Task brief
Return all lines below containing the word "name".

Records for this task
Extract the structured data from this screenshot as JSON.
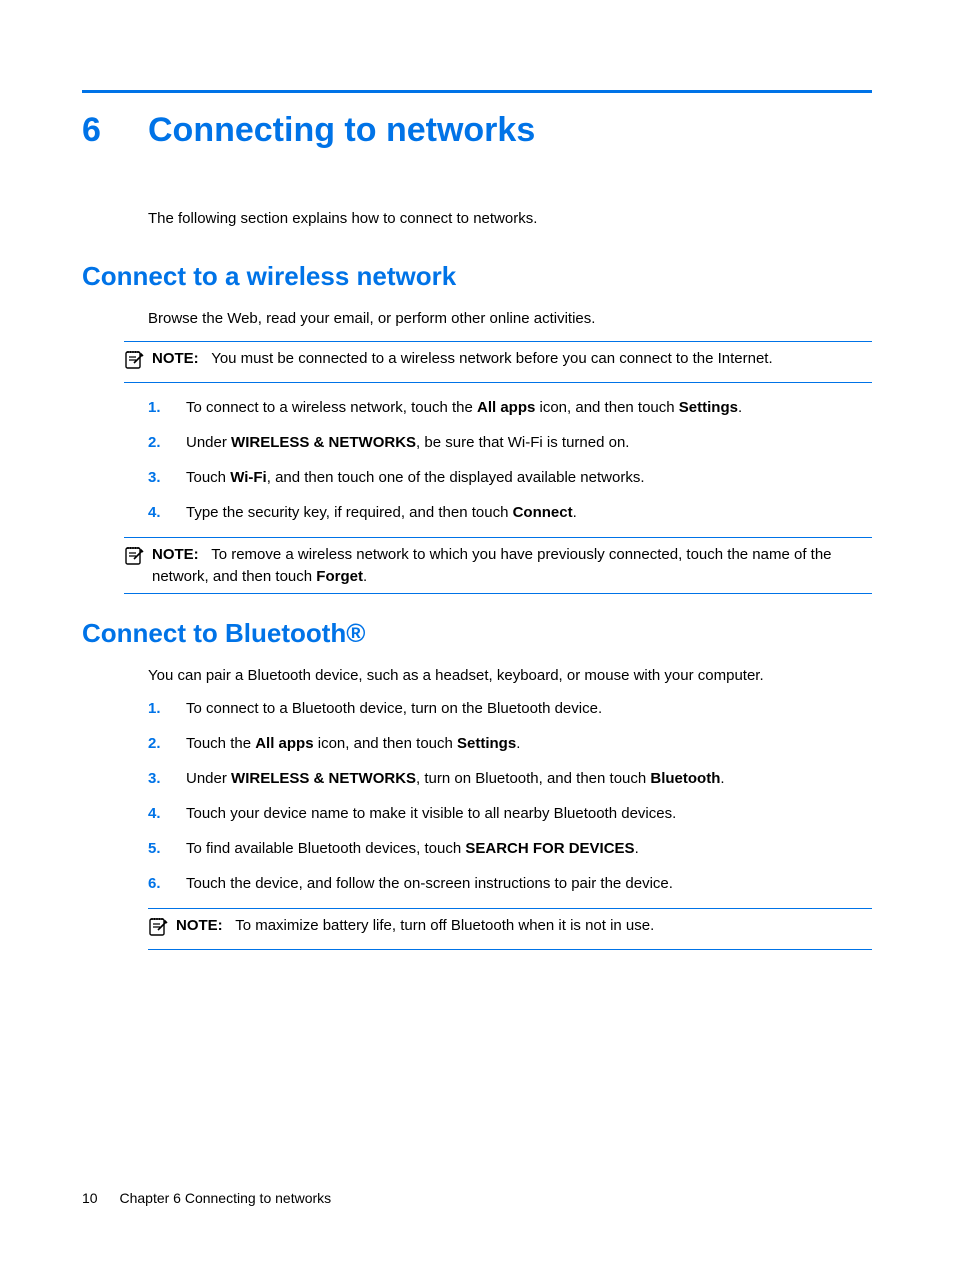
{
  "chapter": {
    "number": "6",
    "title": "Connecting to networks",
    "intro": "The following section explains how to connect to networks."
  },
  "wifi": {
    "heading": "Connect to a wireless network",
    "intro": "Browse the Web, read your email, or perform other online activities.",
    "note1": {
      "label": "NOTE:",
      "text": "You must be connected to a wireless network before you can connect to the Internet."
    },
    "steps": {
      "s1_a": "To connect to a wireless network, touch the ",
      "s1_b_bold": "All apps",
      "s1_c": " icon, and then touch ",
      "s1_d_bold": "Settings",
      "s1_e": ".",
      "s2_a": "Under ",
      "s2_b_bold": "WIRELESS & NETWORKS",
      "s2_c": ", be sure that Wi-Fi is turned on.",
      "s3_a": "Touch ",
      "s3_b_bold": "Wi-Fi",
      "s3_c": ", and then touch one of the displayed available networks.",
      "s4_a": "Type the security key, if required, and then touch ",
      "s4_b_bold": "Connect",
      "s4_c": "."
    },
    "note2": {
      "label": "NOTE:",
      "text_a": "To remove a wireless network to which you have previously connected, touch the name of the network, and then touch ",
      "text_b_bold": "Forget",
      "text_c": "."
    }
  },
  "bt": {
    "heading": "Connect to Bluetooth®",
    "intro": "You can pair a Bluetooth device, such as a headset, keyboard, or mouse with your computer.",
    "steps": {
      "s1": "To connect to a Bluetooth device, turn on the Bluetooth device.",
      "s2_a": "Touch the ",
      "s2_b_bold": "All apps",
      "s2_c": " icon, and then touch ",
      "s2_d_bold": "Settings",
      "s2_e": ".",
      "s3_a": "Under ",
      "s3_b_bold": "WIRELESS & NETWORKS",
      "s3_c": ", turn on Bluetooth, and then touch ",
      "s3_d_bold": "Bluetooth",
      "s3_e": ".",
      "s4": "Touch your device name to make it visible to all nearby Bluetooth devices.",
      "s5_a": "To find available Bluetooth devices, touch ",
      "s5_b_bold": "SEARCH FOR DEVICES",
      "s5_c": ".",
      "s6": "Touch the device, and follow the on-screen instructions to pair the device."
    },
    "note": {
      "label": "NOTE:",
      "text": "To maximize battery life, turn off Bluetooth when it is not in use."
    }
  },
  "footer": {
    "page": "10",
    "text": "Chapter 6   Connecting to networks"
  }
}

Task solution
      "text_a": "To remove a wireless network to which you have previously connected, touch the name of the network, and then touch ",
      "s4": "Touch your device name to make it visible to all nearby Bluetooth devices.",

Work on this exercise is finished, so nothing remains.